This month saw significant speculation about the fate of Abubakar Shekau, Boko Haram’s leader and figurehead, after Chadian president Idriss Deby alleged that he had been replaced by another Boko Haram commander named Muhammad Daud. Nonetheless, as NSN member John Campbell points out in his latest blog, Shekau resurfaced a few days later with a threatening audio message re-affirming Boko Haram’s allegiance to Islamic State.
Some observers had assumed that Shekau’s absence from recent Boko Haram videos suggested his fall from power, or even his death. But we would do well to remember the insurgents appear to be diversifying their media strategy, using videos of their operations and talks by other commanders instead of relying solely on routine messages from Shekau. His absence may well be the product of this growing sophistication.
This month’s briefing also deals with news of released Boko Haram captives, with Ryan Cummings providing a critical account of recent reports that 178 captives were freed from Boko Haram. It includes analysis from Jacob Zenn alleging that Boko Haram fighters are mixing with Islamic State militants in Libya. If true, this will raise alarm bells among those who fear growing links between Islamist militants in West Africa and internationally. Finally, Zacharias Pieri completes this month’s briefing with a comprehensive set of analyses from the Global Initiative Analysis, including an editorial focusing on the need for Nigeria to ‘clear, hold, and build’ in the fight against Boko Haram.
Nigeria’s Abubakar Shekau is back, if he ever left
Ambassador John Campbell suggests Abubakar Shekau’s recent audio message puts an end to speculation about his demise.
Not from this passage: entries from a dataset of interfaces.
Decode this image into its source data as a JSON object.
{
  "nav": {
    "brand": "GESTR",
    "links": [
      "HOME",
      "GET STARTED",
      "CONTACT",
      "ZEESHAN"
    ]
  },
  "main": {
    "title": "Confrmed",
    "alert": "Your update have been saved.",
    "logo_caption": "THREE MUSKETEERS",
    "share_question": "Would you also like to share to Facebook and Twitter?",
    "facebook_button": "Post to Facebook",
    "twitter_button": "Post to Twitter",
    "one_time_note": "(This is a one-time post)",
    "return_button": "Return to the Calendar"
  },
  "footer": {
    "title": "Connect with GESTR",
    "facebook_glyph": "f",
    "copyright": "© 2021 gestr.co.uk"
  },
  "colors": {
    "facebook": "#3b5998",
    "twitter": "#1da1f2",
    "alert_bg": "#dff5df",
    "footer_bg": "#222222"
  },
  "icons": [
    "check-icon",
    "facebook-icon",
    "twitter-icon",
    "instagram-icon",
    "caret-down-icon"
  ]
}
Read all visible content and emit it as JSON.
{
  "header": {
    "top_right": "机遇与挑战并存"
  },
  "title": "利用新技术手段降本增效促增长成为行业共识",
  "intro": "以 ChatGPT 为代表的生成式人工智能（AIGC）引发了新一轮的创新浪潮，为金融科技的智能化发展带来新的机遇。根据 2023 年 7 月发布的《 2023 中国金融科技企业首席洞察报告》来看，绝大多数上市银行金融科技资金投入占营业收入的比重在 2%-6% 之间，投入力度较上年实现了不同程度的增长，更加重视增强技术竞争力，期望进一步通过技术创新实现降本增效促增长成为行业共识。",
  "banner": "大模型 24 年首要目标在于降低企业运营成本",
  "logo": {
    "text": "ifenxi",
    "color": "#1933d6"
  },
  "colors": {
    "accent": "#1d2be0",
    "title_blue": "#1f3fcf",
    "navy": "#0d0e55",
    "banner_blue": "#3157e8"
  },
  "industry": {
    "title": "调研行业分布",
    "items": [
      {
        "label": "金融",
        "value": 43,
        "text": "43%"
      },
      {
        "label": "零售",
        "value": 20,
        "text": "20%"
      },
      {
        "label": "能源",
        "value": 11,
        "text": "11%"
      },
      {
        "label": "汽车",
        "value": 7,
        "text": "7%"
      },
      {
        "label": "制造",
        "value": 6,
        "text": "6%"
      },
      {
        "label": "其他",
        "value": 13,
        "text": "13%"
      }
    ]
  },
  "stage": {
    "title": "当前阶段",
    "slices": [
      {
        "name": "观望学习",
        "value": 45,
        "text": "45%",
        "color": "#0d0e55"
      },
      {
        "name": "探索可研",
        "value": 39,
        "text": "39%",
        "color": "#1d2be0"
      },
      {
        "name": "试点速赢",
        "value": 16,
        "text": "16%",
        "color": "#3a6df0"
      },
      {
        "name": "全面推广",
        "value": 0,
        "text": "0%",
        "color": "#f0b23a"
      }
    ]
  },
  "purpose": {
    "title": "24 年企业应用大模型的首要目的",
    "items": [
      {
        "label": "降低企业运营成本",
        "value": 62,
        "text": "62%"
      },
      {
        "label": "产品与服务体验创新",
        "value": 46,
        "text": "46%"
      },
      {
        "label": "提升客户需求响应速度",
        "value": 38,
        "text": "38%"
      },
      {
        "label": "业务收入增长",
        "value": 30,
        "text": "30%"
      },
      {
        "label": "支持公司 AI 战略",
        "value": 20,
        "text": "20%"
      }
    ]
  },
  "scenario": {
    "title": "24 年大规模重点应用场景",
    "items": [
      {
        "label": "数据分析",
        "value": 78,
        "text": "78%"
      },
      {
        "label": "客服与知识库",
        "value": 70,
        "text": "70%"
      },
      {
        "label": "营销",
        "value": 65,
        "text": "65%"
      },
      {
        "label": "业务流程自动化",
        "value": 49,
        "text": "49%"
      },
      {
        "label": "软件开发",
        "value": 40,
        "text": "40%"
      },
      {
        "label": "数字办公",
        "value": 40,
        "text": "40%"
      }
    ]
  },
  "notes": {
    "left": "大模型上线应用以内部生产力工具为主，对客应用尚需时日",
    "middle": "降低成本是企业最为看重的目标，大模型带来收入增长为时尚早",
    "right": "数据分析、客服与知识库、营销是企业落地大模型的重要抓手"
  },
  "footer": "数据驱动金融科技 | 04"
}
He also notes that the message’s content seems to have more of a global focus than usual, though it is too early to draw any conclusions.
Uncertainty dampens optimism of Boko Haram releases
Ryan Cummings offers a critical account of recent reports that Boko Haram captives have been released. He asks how the military was able to rescue as many as 178 captives on 3 August without them being harmed by Boko Haram in the process. He speculates that there may have been negotiation between Boko Haram and the government to secure the captives.
Wilayat West Africa reboots for the Caliphate
Jacob Zenn analyses the relationship between Boko Haram and Islamic State, arguing that Boko Haram over-extended in its effort to emulate Islamic State and hold territory in recent months. He suggests that one consequence of Boko Haram’s retreat from territory it had managed to capture in 2014/15 is a strengthening of ties with Islamic State militants in Libya.
USF Global Initiative Analysis
Zacharias Pieri and the team at the University of South Florida offer a range of analysis in their latest Global Initiative Analysis, including an editorial focusing on the need for the Nigerian military to hold onto and develop territory it has re-taken from Boko Haram fighters.
Key points from this briefing
- Abubakar Shekau appears to be maintaining his position as leader and figurehead of Boko Haram
- Shekau’s disappearance from Boko Haram’s videos may simply reflect the diversification of the group’s media strategy
- There is cause to doubt recent reports of Boko Haram captives being released from detention, and to think there may be quiet negotiation going on between the insurgents and the government
- Boko Haram over-extended in its bid to capture territory
- There appear to be growing links between Boko Haram and Islamic State militants in Libya
- It is vital for the Nigerian military to ‘clear, hold, build’